Textbooks can matter – but it’s only when consideration is made for the ways they can help all learners that we can say that they can contribute to quality education for all.

Lizzi O. Milligan, Lecturer in International Education, University of Bath

This article was originally published on The Conversation. Read the original article.

The ELTons 2012 Nominees

At BEBC, we find it very encouraging to see the number of small and independent publishers in the list of nominations for the ELTons 2012. This year there are five new categories and one winner from each will be picked for a £1,000 cash prize. The winners will be announced at the ceremony at The British Medical Association, BMA House, Tavistock Square on 23 May 2012. The nominees are:


Excellence in Course Innovation

Bell Blended Learning for ELT (website) – Bell

Career Paths Beauty Salon (book) – Express Publishing

English Unlimited (full course) – Cambridge University Press

Gateway (course) – Macmillan Education, Macmillan Publishers Ltd

Playtime (full course) – Oxford University Press

Speakout (course) – Pearson ELT

Writing for Business (website) – Reallyenglish


Innovation in Learner Resources

Collins English for Business: Listening (book) – HarperCollins Publishers UK

FOR REAL Intermediate (course) – Helbling Languages

Interactive (whole course) – Cambridge University Press

Our Discovery Island (CD-ROM, online game and book) – Pearson Education ELT

Sounds: The Pronunciation App (iPad app) – Macmillan Education

Truth or Dare for English Language Learners (game) – Brian Grover (Speekeezy Publication Workshop)

Innovation in Teacher Resources

#ELTchat (website) – #ELTchat

Digital Play (book) – Delta Publishing

How to help your class learn English (book) – Yellow House Ltd

Instant Academic Skills (CD and book) – Cambridge University Press
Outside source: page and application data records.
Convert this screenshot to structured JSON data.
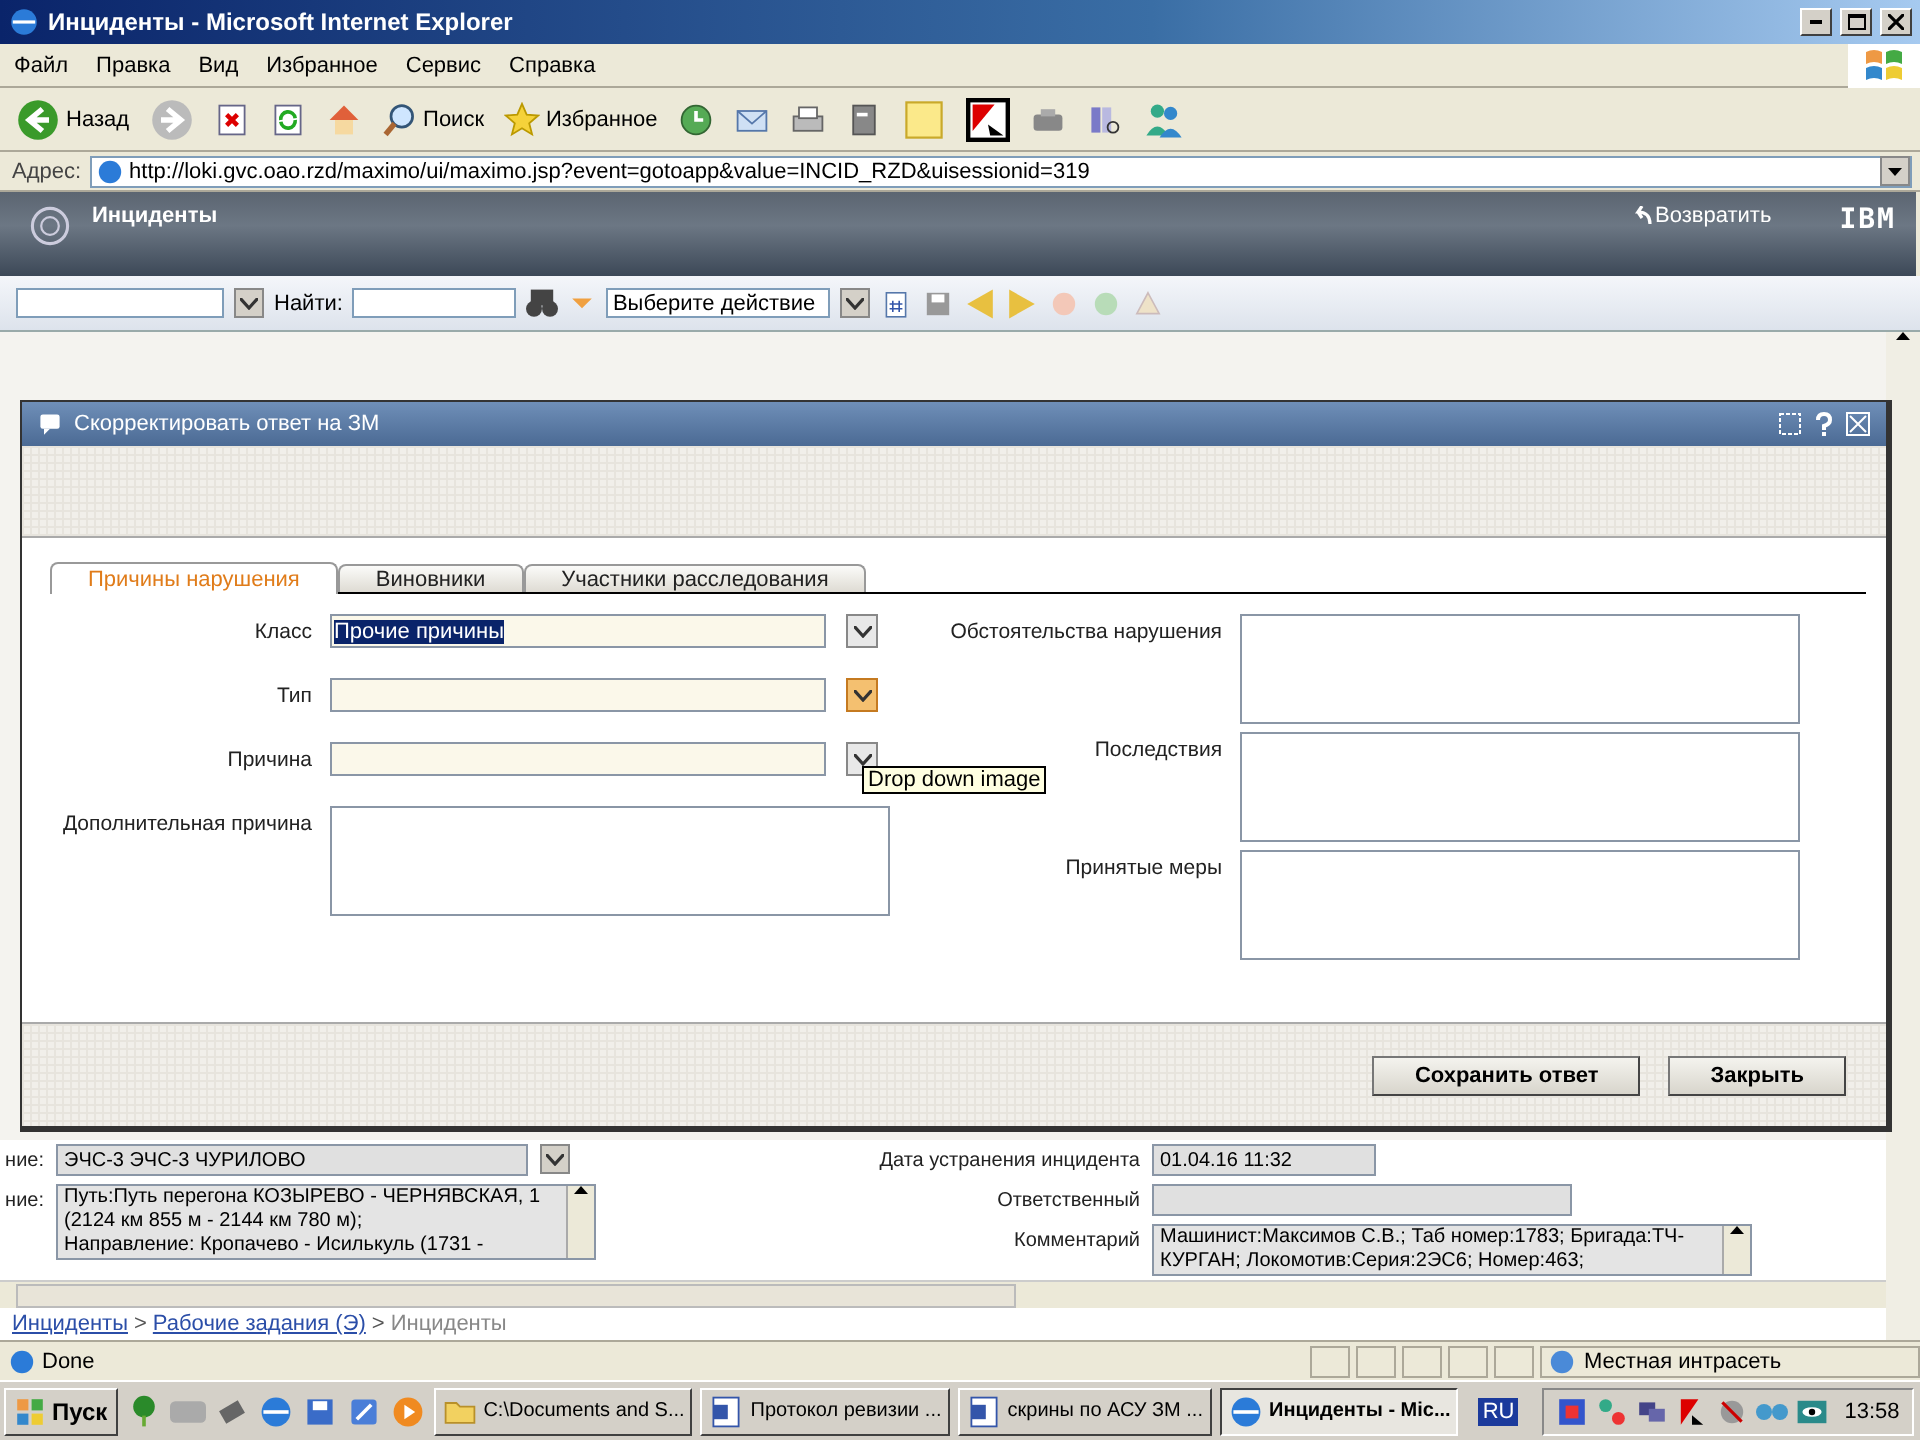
{
  "window": {
    "title": "Инциденты - Microsoft Internet Explorer"
  },
  "menu": [
    "Файл",
    "Правка",
    "Вид",
    "Избранное",
    "Сервис",
    "Справка"
  ],
  "toolbar": [
    {
      "kind": "back",
      "label": "Назад"
    },
    {
      "kind": "forward"
    },
    {
      "kind": "stop"
    },
    {
      "kind": "refresh"
    },
    {
      "kind": "home"
    },
    {
      "kind": "search",
      "label": "Поиск"
    },
    {
      "kind": "favorites",
      "label": "Избранное"
    },
    {
      "kind": "history"
    },
    {
      "kind": "mail"
    },
    {
      "kind": "print"
    },
    {
      "kind": "edit"
    },
    {
      "kind": "note"
    },
    {
      "kind": "antivirus"
    },
    {
      "kind": "tool"
    },
    {
      "kind": "research"
    },
    {
      "kind": "messenger"
    }
  ],
  "address": {
    "label": "Адрес:",
    "value": "http://loki.gvc.oao.rzd/maximo/ui/maximo.jsp?event=gotoapp&value=INCID_RZD&uisessionid=319"
  },
  "app_header": {
    "title": "Инциденты",
    "return_link": "Возвратить",
    "logo": "IBM"
  },
  "app_toolbar": {
    "find_label": "Найти:",
    "action_select": "Выберите действие"
  },
  "dialog": {
    "title": "Скорректировать ответ на ЗМ",
    "tabs": [
      {
        "label": "Причины нарушения",
        "selected": true
      },
      {
        "label": "Виновники",
        "selected": false
      },
      {
        "label": "Участники расследования",
        "selected": false
      }
    ],
    "left_fields": [
      {
        "kind": "select",
        "label": "Класс",
        "value": "Прочие причины",
        "hovered": false
      },
      {
        "kind": "select",
        "label": "Тип",
        "hovered": true
      },
      {
        "kind": "select",
        "label": "Причина",
        "hovered": false
      },
      {
        "kind": "textarea",
        "label": "Дополнительная причина"
      }
    ],
    "right_fields": [
      {
        "label": "Обстоятельства нарушения"
      },
      {
        "label": "Последствия"
      },
      {
        "label": "Принятые меры"
      }
    ],
    "tooltip": "Drop down image",
    "buttons": [
      "Сохранить ответ",
      "Закрыть"
    ]
  },
  "background_left": [
    {
      "kind": "select",
      "label": "ние:",
      "value": "ЭЧС-3 ЭЧС-3 ЧУРИЛОВО"
    },
    {
      "kind": "textarea",
      "label": "ние:",
      "lines": [
        "Путь:Путь перегона КОЗЫРЕВО - ЧЕРНЯВСКАЯ, 1",
        "(2124 км 855 м - 2144 км 780 м);",
        "Направление: Кропачево - Исилькуль (1731 -"
      ]
    }
  ],
  "background_right": [
    {
      "kind": "input",
      "label": "Дата устранения инцидента",
      "value": "01.04.16 11:32"
    },
    {
      "kind": "input",
      "label": "Ответственный"
    },
    {
      "kind": "textarea",
      "label": "Комментарий",
      "lines": [
        "Машинист:Максимов С.В.; Таб номер:1783; Бригада:ТЧ-",
        "КУРГАН; Локомотив:Серия:2ЭС6; Номер:463;"
      ]
    }
  ],
  "breadcrumb": [
    {
      "label": "Инциденты",
      "link": true
    },
    {
      "label": "Рабочие задания (Э)",
      "link": true
    },
    {
      "label": "Инциденты",
      "link": false
    }
  ],
  "breadcrumb_separator": ">",
  "status_bar": {
    "text": "Done",
    "zone": "Местная интрасеть"
  },
  "taskbar": {
    "start": "Пуск",
    "tasks": [
      {
        "kind": "folder",
        "label": "C:\\Documents and S...",
        "selected": false
      },
      {
        "kind": "word",
        "label": "Протокол ревизии ...",
        "selected": false
      },
      {
        "kind": "word",
        "label": "скрины по АСУ ЗМ ...",
        "selected": false
      },
      {
        "kind": "ie",
        "label": "Инциденты - Mic...",
        "selected": true
      }
    ],
    "language": "RU",
    "clock": "13:58"
  }
}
Learning Teaching 3rd Edition (DVD and book) – Macmillan Education

Teaching Young Learners to Think (book) – Helbling Languages GmbH (website) – Tune Into English


Digital Innovation

Bubble and Pebble (website) – Terakki Foundation Schools

Efekta Classroom App (iPad app) – EF Education First Ltd

ExamSpeak (website) – RendezVu

Gobby (iPad app) – Stealth Education

Phonetics Focus HD (iPad app) – Cambridge English Online Ltd

WORDREADY Academic English (web cloud) – L2


Local Innovation

AGO (website and card game) – Leon Butchers

Creative Technology: online workshops for English Teachers (online workshops) – Creative Technology

Island Voices Videos (website) – Cothrom Ltd

Markoni’s Fancy-Dress Balls ( fancy dress balls) – The Markoni’s Language Centre

Stars (CD-ROM, books) – Oxford University Press

The Colour of Words (book, cd) – Colour Trick S.l.


The Macmillan Education Award for Innovative Writing

Dictionary of Vowels and their Sounds (website) – Bob Knowles

Micro-Phonics’ ESOL Pronunciation Coach (speech therapy) – Barry Hochfield and Colin Hamilton

Sensing Humour ‘in English’ (book) – Kate Khoury, Sarah Raybould and Louise Salim

The Tily-Wilma stories-learning English the alternative way (book) – Fiona Alexander Hamilton


The ELTons are judged by an independent panel of English language teaching professionals, using the Delphi Technique. To find out more about the awards, visit